Several mechanisms are available at the United States Patent and Trademark Office to deal with asserted patents outside of federal court, and can be utilized by parties before or after an NPE files a suit. Currently, patent re-examination (in either ex parte or inter partes form) allows any person or company to petition the USPTO to re-examine an issued patent based on certain prior art and make a more informed determination as to whether the claimed invention is patentable. If the USPTO begins a re-examination proceeding on a patent — especially if the re-examination is instituted early during a pending litigation — courts will often stay the case involving that patent for the duration of the re-examination proceeding, which may lead to significant savings of litigation expenses for defendants. A party requesting an inter partes re-examination should be aware, however, that by requesting and participating in such a re-examination, it will be estopped from raising prior art defenses based on the prior art that it raised or could have raised in a litigation involving that patent.
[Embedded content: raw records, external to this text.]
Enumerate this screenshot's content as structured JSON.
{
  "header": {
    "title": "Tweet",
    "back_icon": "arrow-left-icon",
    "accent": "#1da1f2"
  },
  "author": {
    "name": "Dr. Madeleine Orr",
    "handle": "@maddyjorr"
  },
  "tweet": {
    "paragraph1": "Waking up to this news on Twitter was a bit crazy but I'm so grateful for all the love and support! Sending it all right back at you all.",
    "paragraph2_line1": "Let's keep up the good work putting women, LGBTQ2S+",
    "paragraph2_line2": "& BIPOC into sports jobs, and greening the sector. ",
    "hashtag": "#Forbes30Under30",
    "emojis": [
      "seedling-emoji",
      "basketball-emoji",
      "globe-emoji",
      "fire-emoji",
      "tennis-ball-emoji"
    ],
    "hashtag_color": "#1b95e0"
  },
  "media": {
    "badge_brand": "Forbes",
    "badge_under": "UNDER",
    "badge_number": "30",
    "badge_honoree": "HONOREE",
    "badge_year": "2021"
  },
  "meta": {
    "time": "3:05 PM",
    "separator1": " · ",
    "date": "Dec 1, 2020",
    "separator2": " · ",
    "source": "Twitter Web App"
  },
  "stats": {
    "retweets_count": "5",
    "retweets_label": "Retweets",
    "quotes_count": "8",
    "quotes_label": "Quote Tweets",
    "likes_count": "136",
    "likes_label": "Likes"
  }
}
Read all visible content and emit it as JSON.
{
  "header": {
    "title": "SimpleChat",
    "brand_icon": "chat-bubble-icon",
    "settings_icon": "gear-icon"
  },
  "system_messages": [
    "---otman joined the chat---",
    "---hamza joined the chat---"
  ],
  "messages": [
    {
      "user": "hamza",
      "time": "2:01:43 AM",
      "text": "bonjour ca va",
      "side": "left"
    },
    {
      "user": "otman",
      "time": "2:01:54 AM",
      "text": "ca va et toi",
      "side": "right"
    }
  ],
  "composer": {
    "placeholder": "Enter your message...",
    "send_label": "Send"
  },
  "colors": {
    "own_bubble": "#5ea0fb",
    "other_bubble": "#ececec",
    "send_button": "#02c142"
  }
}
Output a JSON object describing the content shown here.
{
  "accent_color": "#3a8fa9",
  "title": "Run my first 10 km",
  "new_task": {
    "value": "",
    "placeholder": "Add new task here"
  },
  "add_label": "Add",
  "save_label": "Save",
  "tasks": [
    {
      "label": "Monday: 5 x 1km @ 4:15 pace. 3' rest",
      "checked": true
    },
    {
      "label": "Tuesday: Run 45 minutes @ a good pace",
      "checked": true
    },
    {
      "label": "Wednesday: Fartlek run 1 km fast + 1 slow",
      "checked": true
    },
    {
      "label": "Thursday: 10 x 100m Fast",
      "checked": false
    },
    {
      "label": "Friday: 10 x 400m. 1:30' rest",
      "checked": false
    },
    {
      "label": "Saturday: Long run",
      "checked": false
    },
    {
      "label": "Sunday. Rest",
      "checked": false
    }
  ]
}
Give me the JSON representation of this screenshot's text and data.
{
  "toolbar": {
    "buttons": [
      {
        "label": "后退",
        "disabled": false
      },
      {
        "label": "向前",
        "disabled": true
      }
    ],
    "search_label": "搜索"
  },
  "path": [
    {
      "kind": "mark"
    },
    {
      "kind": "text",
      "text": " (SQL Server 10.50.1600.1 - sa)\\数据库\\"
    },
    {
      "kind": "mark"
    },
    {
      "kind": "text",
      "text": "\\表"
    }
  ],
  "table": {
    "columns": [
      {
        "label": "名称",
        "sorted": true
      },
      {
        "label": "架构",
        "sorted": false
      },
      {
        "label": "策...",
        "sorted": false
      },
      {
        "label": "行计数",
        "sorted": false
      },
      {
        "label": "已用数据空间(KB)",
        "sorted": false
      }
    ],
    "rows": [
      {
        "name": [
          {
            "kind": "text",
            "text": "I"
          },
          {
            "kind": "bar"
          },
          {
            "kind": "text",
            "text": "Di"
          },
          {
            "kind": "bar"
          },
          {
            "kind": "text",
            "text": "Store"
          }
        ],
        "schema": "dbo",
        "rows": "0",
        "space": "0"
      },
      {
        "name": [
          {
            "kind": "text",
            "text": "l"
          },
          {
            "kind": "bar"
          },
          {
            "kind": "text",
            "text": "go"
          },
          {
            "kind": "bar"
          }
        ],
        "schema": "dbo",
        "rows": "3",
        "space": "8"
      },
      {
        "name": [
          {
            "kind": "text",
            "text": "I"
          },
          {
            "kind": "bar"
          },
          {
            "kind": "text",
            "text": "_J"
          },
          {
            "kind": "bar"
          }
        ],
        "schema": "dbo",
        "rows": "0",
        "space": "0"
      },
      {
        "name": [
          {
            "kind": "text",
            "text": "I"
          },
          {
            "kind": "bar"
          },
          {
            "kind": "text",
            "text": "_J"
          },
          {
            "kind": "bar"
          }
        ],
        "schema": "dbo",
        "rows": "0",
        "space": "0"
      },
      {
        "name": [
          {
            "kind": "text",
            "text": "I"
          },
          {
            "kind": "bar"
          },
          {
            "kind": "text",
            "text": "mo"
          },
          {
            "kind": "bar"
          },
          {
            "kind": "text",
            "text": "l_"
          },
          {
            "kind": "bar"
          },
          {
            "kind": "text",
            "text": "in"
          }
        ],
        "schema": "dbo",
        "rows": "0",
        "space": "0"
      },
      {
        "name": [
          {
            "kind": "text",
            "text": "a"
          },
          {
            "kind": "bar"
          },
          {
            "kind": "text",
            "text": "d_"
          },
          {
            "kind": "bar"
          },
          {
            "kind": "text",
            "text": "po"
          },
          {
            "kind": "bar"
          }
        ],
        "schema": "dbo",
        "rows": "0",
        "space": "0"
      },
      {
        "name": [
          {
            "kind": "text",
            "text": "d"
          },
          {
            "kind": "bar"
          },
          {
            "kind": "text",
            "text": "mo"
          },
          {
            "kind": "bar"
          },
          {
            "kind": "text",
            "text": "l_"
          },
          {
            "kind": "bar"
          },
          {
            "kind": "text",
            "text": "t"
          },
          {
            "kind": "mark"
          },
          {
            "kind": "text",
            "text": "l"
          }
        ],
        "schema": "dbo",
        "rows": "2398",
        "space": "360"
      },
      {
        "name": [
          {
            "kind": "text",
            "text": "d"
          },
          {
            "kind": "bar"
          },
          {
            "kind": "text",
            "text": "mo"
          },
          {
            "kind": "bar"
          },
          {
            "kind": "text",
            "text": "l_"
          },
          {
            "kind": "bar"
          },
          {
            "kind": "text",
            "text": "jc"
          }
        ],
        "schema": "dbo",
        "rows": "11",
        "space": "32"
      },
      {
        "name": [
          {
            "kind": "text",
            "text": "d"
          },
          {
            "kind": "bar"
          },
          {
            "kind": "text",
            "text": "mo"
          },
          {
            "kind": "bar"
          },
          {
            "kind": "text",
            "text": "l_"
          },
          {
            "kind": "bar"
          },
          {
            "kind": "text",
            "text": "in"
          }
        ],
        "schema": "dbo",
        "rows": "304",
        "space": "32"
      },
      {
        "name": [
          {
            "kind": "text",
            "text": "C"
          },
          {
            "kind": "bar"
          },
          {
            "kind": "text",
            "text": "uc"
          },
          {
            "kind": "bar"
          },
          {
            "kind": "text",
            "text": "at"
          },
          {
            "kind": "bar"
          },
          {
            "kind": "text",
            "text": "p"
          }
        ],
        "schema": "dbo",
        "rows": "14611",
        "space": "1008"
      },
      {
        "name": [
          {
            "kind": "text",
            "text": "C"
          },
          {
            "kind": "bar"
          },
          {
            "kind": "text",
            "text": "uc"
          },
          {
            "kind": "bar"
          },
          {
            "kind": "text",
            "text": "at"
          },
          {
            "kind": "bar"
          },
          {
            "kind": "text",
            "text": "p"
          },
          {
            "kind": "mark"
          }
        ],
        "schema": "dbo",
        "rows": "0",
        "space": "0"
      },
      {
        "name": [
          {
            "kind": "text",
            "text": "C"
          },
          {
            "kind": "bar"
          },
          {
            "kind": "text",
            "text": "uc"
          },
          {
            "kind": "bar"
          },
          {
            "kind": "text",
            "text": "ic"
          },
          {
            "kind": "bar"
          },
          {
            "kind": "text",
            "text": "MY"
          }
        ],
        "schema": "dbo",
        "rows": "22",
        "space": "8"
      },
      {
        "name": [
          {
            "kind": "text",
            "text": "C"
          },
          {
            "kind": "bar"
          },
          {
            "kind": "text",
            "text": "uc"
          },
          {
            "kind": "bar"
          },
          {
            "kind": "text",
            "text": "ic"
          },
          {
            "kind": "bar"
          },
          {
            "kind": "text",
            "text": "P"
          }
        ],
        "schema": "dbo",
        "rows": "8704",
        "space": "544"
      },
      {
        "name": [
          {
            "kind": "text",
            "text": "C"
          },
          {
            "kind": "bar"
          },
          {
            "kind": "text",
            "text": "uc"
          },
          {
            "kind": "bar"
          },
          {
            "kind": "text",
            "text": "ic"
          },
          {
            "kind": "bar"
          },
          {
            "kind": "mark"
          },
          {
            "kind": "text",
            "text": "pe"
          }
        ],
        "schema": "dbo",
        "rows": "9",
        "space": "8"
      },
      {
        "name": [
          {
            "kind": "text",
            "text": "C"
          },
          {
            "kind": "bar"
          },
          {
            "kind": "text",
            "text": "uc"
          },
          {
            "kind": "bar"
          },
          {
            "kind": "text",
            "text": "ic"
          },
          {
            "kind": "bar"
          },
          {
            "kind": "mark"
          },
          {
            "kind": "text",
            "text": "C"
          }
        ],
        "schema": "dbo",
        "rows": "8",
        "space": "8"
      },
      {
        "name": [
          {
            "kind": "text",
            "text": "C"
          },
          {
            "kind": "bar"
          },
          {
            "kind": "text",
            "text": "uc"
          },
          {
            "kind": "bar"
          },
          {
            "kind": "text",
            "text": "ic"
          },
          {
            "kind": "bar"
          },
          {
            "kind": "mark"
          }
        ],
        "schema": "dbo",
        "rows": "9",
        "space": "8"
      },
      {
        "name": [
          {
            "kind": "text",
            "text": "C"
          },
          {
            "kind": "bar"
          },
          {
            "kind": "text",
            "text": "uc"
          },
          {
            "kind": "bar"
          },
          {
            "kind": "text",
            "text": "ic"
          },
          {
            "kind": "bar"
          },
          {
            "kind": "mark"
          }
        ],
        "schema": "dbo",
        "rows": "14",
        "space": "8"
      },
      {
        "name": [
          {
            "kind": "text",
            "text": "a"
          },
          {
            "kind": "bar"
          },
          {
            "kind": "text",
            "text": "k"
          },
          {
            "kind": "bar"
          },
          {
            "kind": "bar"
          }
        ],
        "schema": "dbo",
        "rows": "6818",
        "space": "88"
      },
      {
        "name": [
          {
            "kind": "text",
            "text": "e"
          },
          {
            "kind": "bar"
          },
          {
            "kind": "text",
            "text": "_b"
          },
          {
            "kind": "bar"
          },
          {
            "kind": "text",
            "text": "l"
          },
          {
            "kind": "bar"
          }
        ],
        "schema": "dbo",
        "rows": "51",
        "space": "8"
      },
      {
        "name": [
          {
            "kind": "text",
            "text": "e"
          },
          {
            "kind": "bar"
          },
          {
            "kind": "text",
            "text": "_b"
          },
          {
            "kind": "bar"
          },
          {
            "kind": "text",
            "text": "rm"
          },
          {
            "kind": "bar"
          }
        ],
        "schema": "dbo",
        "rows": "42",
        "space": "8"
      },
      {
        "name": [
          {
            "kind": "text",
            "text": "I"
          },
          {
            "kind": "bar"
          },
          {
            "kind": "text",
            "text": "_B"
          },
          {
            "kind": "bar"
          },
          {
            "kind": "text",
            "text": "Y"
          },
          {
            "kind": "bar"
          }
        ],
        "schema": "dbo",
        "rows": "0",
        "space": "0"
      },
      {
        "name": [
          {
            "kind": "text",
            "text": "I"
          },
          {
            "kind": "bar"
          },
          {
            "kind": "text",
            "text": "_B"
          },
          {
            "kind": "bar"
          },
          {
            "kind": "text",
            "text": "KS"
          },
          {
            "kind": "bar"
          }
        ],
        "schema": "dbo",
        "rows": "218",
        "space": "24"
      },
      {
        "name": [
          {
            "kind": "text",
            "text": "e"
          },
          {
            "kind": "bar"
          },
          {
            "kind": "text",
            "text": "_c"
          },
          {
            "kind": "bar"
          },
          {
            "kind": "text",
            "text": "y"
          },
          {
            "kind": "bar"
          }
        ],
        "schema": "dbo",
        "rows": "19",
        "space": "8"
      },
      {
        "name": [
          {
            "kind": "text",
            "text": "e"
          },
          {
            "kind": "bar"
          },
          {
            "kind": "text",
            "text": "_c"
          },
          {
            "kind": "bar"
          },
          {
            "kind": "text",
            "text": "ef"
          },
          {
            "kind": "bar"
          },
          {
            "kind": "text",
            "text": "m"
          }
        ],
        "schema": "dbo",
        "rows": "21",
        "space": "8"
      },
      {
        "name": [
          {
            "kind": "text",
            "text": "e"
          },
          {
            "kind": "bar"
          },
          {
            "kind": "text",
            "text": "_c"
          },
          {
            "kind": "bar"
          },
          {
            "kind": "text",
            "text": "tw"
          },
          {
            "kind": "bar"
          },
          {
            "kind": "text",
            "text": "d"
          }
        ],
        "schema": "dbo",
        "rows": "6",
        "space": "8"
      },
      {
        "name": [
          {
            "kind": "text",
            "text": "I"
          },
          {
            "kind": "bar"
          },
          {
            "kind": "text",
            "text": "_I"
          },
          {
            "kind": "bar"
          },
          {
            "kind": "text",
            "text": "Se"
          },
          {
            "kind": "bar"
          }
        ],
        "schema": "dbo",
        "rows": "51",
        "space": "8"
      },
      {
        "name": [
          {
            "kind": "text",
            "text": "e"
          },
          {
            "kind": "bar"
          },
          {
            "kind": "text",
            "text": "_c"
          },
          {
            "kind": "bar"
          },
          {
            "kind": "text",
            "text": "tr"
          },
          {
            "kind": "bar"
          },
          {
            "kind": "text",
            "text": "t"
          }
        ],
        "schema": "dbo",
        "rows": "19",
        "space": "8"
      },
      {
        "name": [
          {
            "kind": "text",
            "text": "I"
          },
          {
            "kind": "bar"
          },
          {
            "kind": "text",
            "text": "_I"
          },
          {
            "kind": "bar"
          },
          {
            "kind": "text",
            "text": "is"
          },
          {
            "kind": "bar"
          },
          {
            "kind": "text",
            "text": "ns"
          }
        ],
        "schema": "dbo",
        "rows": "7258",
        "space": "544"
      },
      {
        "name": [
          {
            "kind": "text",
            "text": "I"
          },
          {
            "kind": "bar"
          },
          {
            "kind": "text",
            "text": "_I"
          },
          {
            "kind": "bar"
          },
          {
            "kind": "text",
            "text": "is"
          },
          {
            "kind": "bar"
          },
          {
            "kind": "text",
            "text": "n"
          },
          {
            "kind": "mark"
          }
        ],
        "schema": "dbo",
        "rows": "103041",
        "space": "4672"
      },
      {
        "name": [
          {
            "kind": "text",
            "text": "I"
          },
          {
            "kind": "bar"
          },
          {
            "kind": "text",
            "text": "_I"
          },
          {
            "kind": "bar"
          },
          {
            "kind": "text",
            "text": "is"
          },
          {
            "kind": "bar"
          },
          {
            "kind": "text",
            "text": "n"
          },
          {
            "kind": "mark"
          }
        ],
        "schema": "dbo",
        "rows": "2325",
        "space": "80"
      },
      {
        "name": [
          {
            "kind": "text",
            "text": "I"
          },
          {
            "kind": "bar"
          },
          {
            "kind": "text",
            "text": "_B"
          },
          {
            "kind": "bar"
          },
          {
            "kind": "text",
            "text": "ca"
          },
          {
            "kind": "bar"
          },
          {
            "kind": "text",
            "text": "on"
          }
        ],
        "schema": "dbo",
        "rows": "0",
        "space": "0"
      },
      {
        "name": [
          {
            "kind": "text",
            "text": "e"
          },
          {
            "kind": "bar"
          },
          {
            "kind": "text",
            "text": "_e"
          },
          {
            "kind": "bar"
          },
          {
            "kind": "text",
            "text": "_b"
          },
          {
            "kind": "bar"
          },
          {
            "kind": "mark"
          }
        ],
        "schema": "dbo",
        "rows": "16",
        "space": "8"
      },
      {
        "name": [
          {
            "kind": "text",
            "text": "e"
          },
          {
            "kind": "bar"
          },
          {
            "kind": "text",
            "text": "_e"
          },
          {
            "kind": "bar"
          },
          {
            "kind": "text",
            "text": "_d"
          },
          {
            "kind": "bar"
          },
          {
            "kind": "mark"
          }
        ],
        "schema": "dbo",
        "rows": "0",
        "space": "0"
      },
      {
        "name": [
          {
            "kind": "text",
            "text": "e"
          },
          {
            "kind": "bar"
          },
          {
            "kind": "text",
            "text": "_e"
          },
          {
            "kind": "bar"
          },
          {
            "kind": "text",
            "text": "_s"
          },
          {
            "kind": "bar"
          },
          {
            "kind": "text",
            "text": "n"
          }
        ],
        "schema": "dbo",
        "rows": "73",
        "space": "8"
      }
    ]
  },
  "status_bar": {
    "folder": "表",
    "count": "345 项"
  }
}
On Sept. 16, two new avenues to contest patent validity will be available, known as the “post-grant review” and “inter partes review” procedures. The post-grant review mechanism is available during the first nine months after the issuance (or reissuance) of a patent, and allows any person to challenge the patentability of issued patent claims under any invalidity argument except best mode (e.g., prior art, patentable subject matter, written description, enablement, utility, prior public use or sale, even priority). The inter partes review essentially will replace the inter partes re-examination procedure discussed above, but unlike post-grant review, patentability challenges may only be made based on prior art consisting of patents and printed publications. As in the current inter partes re-examination procedure, participants in post-grant review and inter partes review procedures will be subject to limitations on their ability to challenge the at-issue patent later in court due to estoppel considerations.
As the above indicates, defendants in NPE patent litigations can and should — before and after the filing of the lawsuit — prepare effective and efficient defense strategies using the numerous strategic tools available to them. As NPE patent litigations continue to penetrate all industries, including the automotive industry, preparing for and managing litigations is critical to ensuring a smooth ride and to avoiding litigation sticker shock.
Claudia Schultze and Thatcher Rahmeier, associates at Connolly Bove Lodge & Hutz’s Wilmington, Del., office, also contributed to this article. •
Francis DiGiovani is a partner with Connolly Bove Lodge & Hutz in Wilmington, Del. He co-chairs the firm’s intellectual property litigation section and litigates patent disputes for clients in a number of diverse fields, including the automotive industry.